Why Choose Steel-Cut Oats
As we all know, whole grains are vital to a healthy lifestyle. Steel-cut oats offer a nuttier alternative to the rolled oats most people know.
Steel-cut oats are essential grains which are full of nutritional value, rich in B-vitamins, calcium, protein and fiber while low in sodium and unsaturated fat. In fact, just one cup of steel-cut oats contains 8g of fiber. Steel-cut oats are whole grain groats, the inner portion of the oat kernel, which have been cut into two or three pieces rather than flattened. Because of this it takes longer to digest, making us feel fuller for a longer period of time. They are a golden hue and look like chopped nuts or tiny grains of rice. Rolled oats are flake oats that have been steamed, rolled, re-steamed and toasted. Due to all of this additional processing they lose some of their fiber, nutritional value, natural taste, and texture.

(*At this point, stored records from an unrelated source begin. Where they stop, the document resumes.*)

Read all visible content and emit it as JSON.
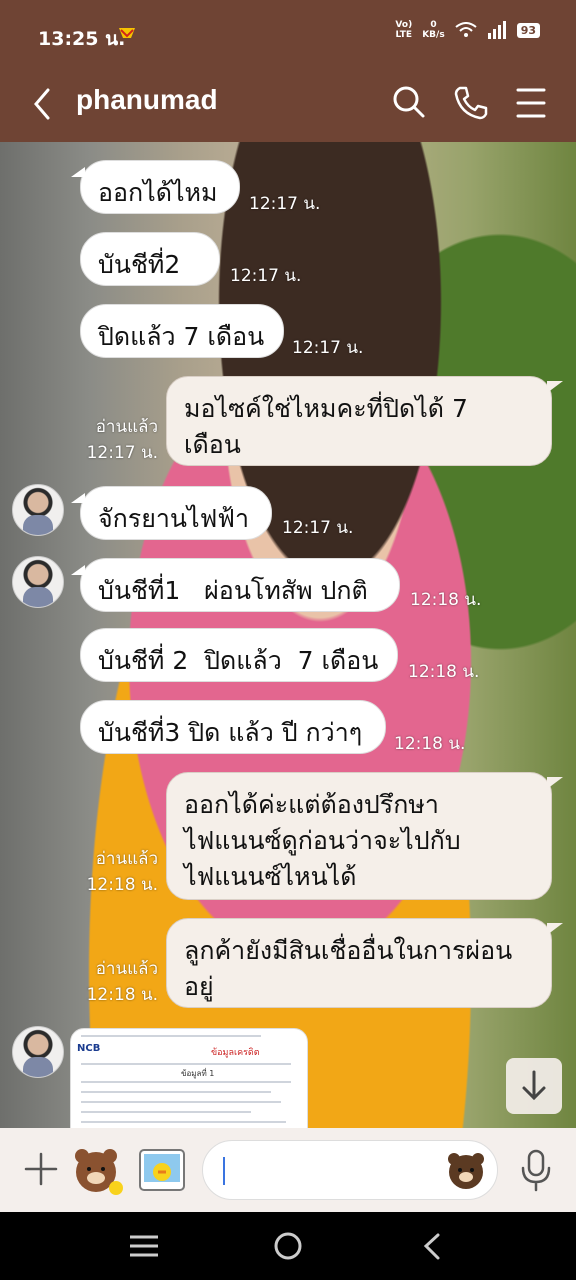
{
  "status": {
    "time": "13:25 น.",
    "volte_top": "Vo)",
    "volte_bottom": "LTE",
    "net_top": "0",
    "net_bottom": "KB/s",
    "battery": "93"
  },
  "header": {
    "title": "phanumad"
  },
  "messages": [
    {
      "text": "ออกได้ไหม",
      "time": "12:17 น."
    },
    {
      "text": "บันชีที่2",
      "time": "12:17 น."
    },
    {
      "text": "ปิดแล้ว 7 เดือน",
      "time": "12:17 น."
    },
    {
      "text": "มอไซค์ใช่ไหมคะที่ปิดได้ 7\nเดือน",
      "read": "อ่านแล้ว",
      "time": "12:17 น."
    },
    {
      "text": "จักรยานไฟฟ้า",
      "time": "12:17 น."
    },
    {
      "text": "บันชีที่1   ผ่อนโทสัพ ปกติ",
      "time": "12:18 น."
    },
    {
      "text": "บันชีที่ 2  ปิดแล้ว  7 เดือน",
      "time": "12:18 น."
    },
    {
      "text": "บันชีที่3 ปิด แล้ว ปี กว่าๆ",
      "time": "12:18 น."
    },
    {
      "text": "ออกได้ค่ะแต่ต้องปรึกษา\nไฟแนนซ์ดูก่อนว่าจะไปกับ\nไฟแนนซ์ไหนได้",
      "read": "อ่านแล้ว",
      "time": "12:18 น."
    },
    {
      "text": "ลูกค้ายังมีสินเชื่ออื่นในการผ่อน\nอยู่",
      "read": "อ่านแล้ว",
      "time": "12:18 น."
    }
  ],
  "attachment": {
    "logo": "NCB",
    "doc_title": "ข้อมูลเครดิต",
    "section": "ข้อมูลที่ 1"
  },
  "colors": {
    "header_bg": "#6f4434",
    "bubble_in": "#ffffff",
    "bubble_out": "#f5efe9",
    "input_bg": "#f4efec"
  },
  "icons": [
    "back-arrow-icon",
    "search-icon",
    "phone-icon",
    "menu-icon",
    "plus-icon",
    "sticker-icon",
    "emoji-icon",
    "mic-icon",
    "scroll-down-icon"
  ]
}
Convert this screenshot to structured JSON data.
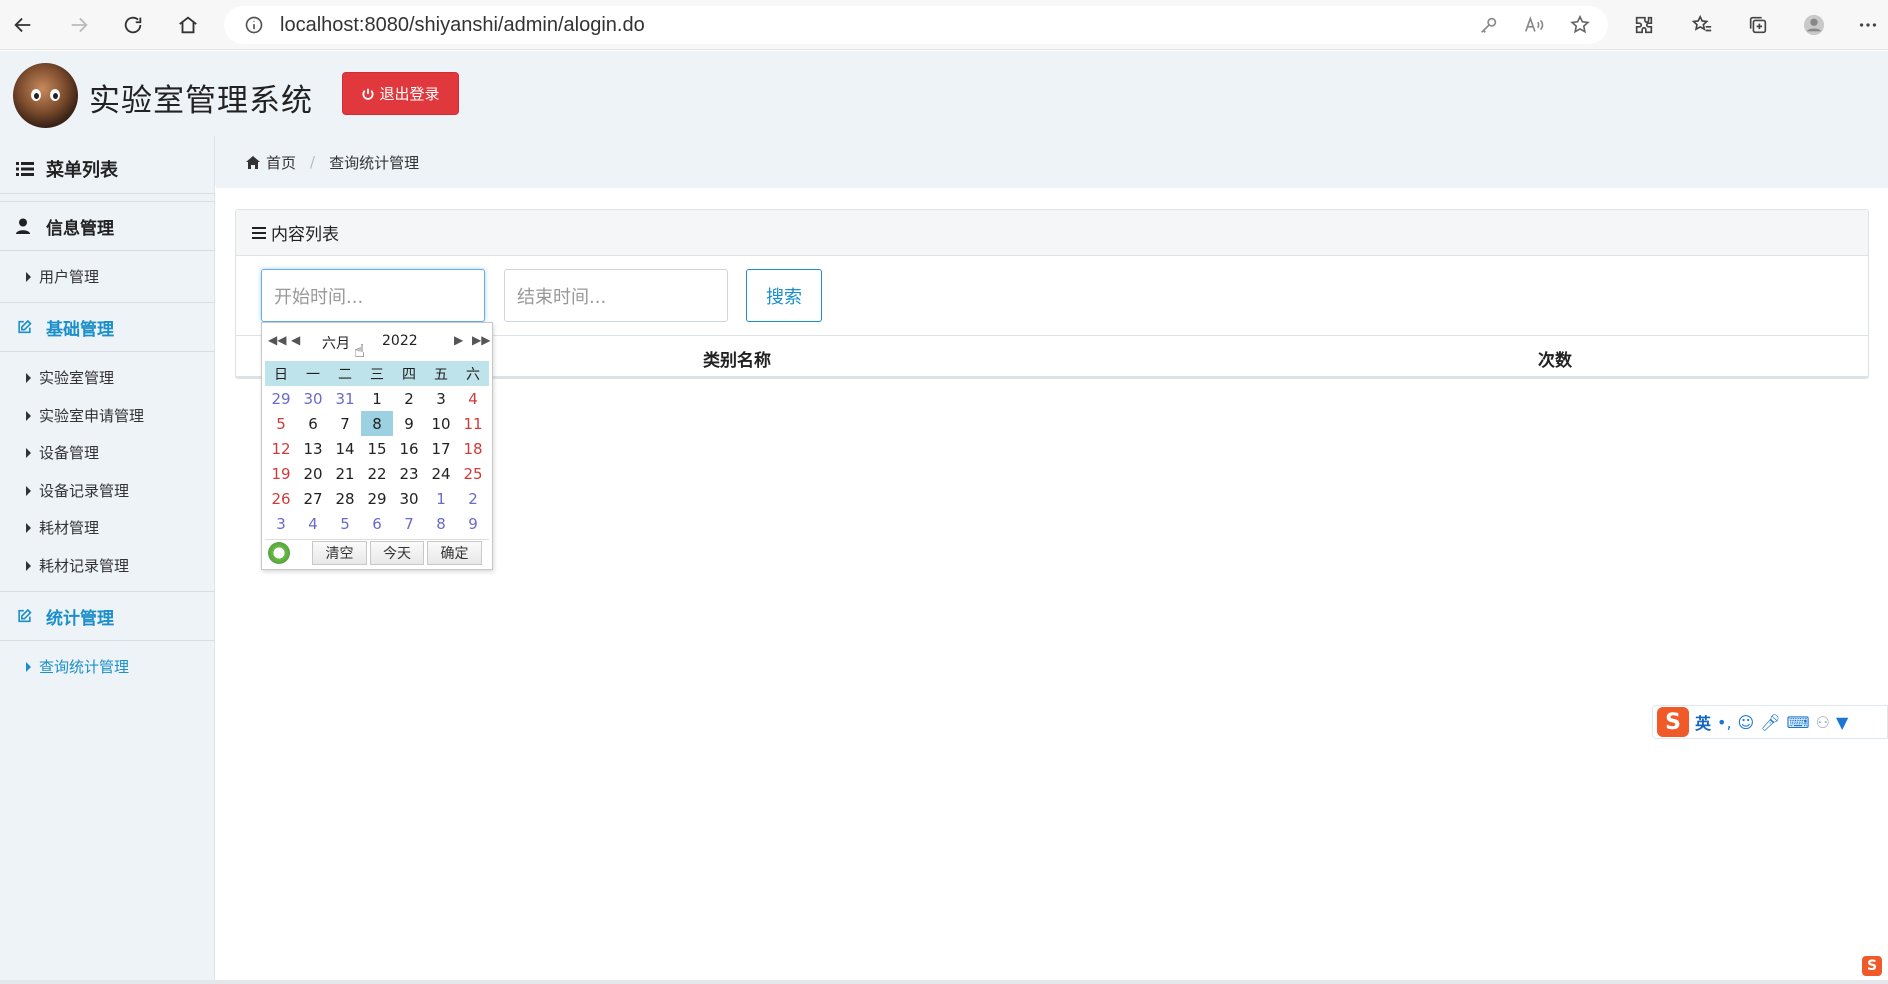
{
  "browser": {
    "url": "localhost:8080/shiyanshi/admin/alogin.do"
  },
  "header": {
    "title": "实验室管理系统",
    "logout_label": "退出登录"
  },
  "sidebar": {
    "menu_title": "菜单列表",
    "groups": [
      {
        "label": "信息管理",
        "items": [
          "用户管理"
        ]
      },
      {
        "label": "基础管理",
        "items": [
          "实验室管理",
          "实验室申请管理",
          "设备管理",
          "设备记录管理",
          "耗材管理",
          "耗材记录管理"
        ]
      },
      {
        "label": "统计管理",
        "items": [
          "查询统计管理"
        ]
      }
    ]
  },
  "breadcrumb": {
    "home": "首页",
    "current": "查询统计管理"
  },
  "panel": {
    "title": "内容列表",
    "start_placeholder": "开始时间...",
    "end_placeholder": "结束时间...",
    "search_label": "搜索",
    "columns": [
      "类别名称",
      "次数"
    ]
  },
  "calendar": {
    "month": "六月",
    "year": "2022",
    "weekdays": [
      "日",
      "一",
      "二",
      "三",
      "四",
      "五",
      "六"
    ],
    "weeks": [
      [
        "29",
        "30",
        "31",
        "1",
        "2",
        "3",
        "4"
      ],
      [
        "5",
        "6",
        "7",
        "8",
        "9",
        "10",
        "11"
      ],
      [
        "12",
        "13",
        "14",
        "15",
        "16",
        "17",
        "18"
      ],
      [
        "19",
        "20",
        "21",
        "22",
        "23",
        "24",
        "25"
      ],
      [
        "26",
        "27",
        "28",
        "29",
        "30",
        "1",
        "2"
      ],
      [
        "3",
        "4",
        "5",
        "6",
        "7",
        "8",
        "9"
      ]
    ],
    "selected_day": "8",
    "clear_label": "清空",
    "today_label": "今天",
    "ok_label": "确定"
  },
  "ime": {
    "logo": "S",
    "mode": "英"
  },
  "colors": {
    "accent": "#1a8fc9",
    "danger": "#e0383d",
    "sidebar_bg": "#eef3f8"
  }
}
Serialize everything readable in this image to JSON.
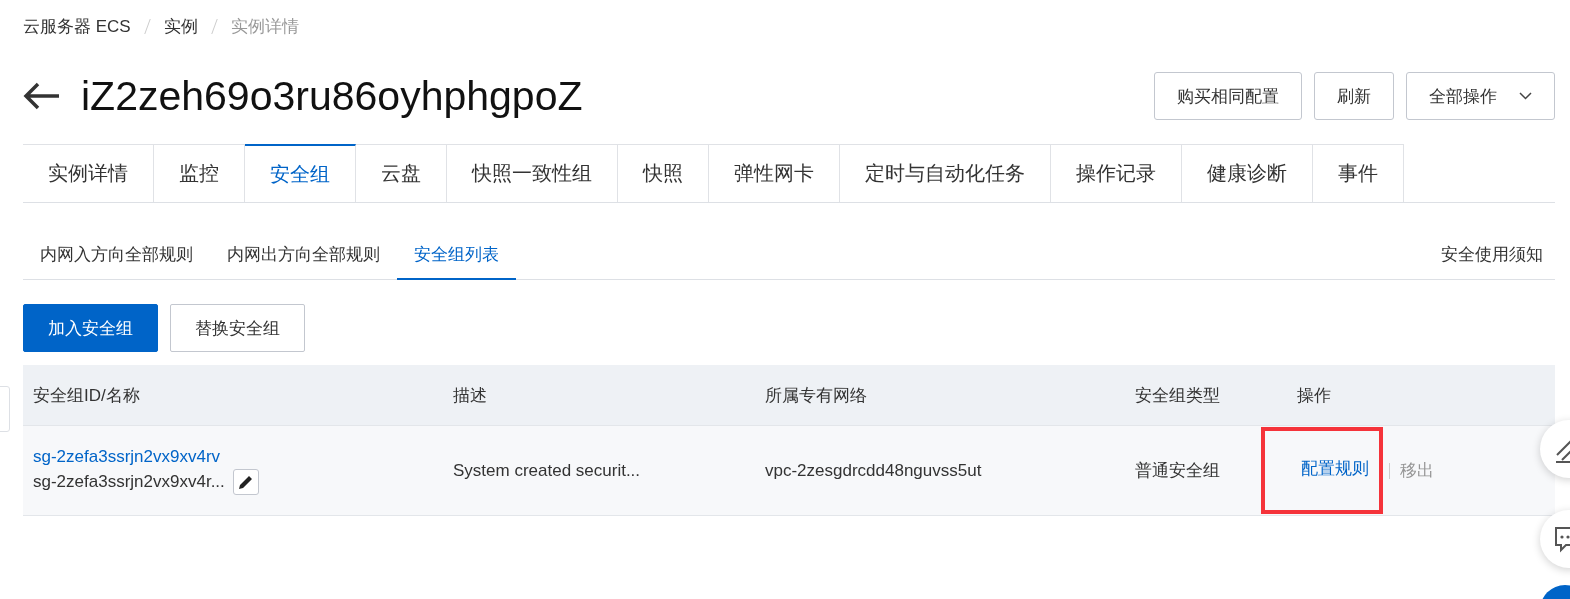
{
  "breadcrumb": [
    {
      "label": "云服务器 ECS",
      "current": false
    },
    {
      "label": "实例",
      "current": false
    },
    {
      "label": "实例详情",
      "current": true
    }
  ],
  "title": "iZ2zeh69o3ru86oyhphgpoZ",
  "header_buttons": [
    {
      "label": "购买相同配置",
      "kind": "plain"
    },
    {
      "label": "刷新",
      "kind": "plain"
    },
    {
      "label": "全部操作",
      "kind": "dropdown"
    }
  ],
  "tabs": [
    {
      "label": "实例详情",
      "selected": false
    },
    {
      "label": "监控",
      "selected": false
    },
    {
      "label": "安全组",
      "selected": true
    },
    {
      "label": "云盘",
      "selected": false
    },
    {
      "label": "快照一致性组",
      "selected": false
    },
    {
      "label": "快照",
      "selected": false
    },
    {
      "label": "弹性网卡",
      "selected": false
    },
    {
      "label": "定时与自动化任务",
      "selected": false
    },
    {
      "label": "操作记录",
      "selected": false
    },
    {
      "label": "健康诊断",
      "selected": false
    },
    {
      "label": "事件",
      "selected": false
    }
  ],
  "subtabs": [
    {
      "label": "内网入方向全部规则",
      "selected": false
    },
    {
      "label": "内网出方向全部规则",
      "selected": false
    },
    {
      "label": "安全组列表",
      "selected": true
    }
  ],
  "notice_link": "安全使用须知",
  "toolbar_buttons": [
    {
      "label": "加入安全组",
      "kind": "primary"
    },
    {
      "label": "替换安全组",
      "kind": "plain"
    }
  ],
  "table": {
    "columns": [
      "安全组ID/名称",
      "描述",
      "所属专有网络",
      "安全组类型",
      "操作"
    ],
    "rows": [
      {
        "id": "sg-2zefa3ssrjn2vx9xv4rv",
        "name": "sg-2zefa3ssrjn2vx9xv4r...",
        "description": "System created securit...",
        "vpc": "vpc-2zesgdrcdd48nguvss5ut",
        "type": "普通安全组",
        "actions": [
          {
            "label": "配置规则",
            "disabled": false,
            "highlighted": true
          },
          {
            "label": "移出",
            "disabled": true,
            "highlighted": false
          }
        ]
      }
    ]
  }
}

According to the USDA, whole grains reduce cholesterol, high blood pressure and help prevent heart disease, cancer and diabetes. They are a rich source of magnesium, a mineral that acts as a co-factor for more than 300 enzymes, including enzymes involved in the body’s use of glucose and insulin secretion. Steel-cut oats have a lower glycemic index than instant oatmeal (42 versus 65), causing a smaller insulin spike when consumed. The exact cause of this is undetermined, but is believed to be due to a higher proportion of complex carbohydrates. Studies have indicated that when people increased their consumption of steel-cut oats to five servings (serving = one cup cooked) a week, there was a corresponding 39 percent reduction in the risk of onset of type 2 diabetes.
One of the most significant health benefits of steel-cut oats is that they help eliminate fat and cholesterol from the body. Studies show that in individuals with high cholesterol (above 220) consuming just 3 grams of soluble oat fiber per day typically lowers total cholesterol by 8-23%. This is highly significant since each 1% drop in cholesterol translates to a 2% decrease in the risk of developing heart disease.
While steel-cut oats take a little longer to cook, this recipe can be put in the crock-pot the night before and be ready for you in the morning. Make it your own by adding whatever dried fruit you love. In our home we sprinkle chopped almonds on top and add a little soy milk. Our own instant oats! Enjoy!
8 cups water
2 cups steel-cut oats
_ cup dried cranberries
_ cup dried blueberries
_ cup dried apricots (chopped)
Pinch of salt
Combine water, oats, dried fruit and salt in a crock-pot or slow cooker. Cover and set to low for 7-8 hours.
Eat Your Way to a Healthy Complexion
It’s been said “you are what you eat,” and far from being a poetic platitude, this timeless trope is literally true! Not only do the micro-nutrients in food, including vitamins, minerals, enzymes and phytonutrients allow biochemistry to proceed properly, but the building blocks of the proteins, fats and carbohydrates that we ingest, ultimately become our bones, blood, muscles, and all the other tissues and organs that make up our miraculous and marvelous human bodies. This of course includes the body’s largest organ, the skin, and there is no way to get around the fact that eating poor quality foods will show up as poor-quality complexion.
While this seems like an obvious truth, it isn’t something most of us account for when we decide what to eat. And the unfortunate results are pretty much all skin-health conditions from acne and accelerated aging to dryness and dark spots.
Foods that are overly heated and highly processed are deficient in enzymes and nutrients, negatively impacting the skin and acting as the source of pretty much all cutaneous concerns including eczema, rosacea, and psoriasis. Even seemingly external dermatological problems like allergic reactions and sun damage can at least partially be the result of poor food choices.
On the other hand, enjoying high-quality foods not only helps slow down aging and prevent full-blown skin health challenges, but can also be the source of healthy, beautiful, glowing skin. Sure, topical skin care is important, but at the end of the day the skin, like any other part of the body, is composed of what we consume. I recommend including foods with phytonutrients, essential fatty acids, protein, antioxidants, vitamins, and minerals in your daily meal plan.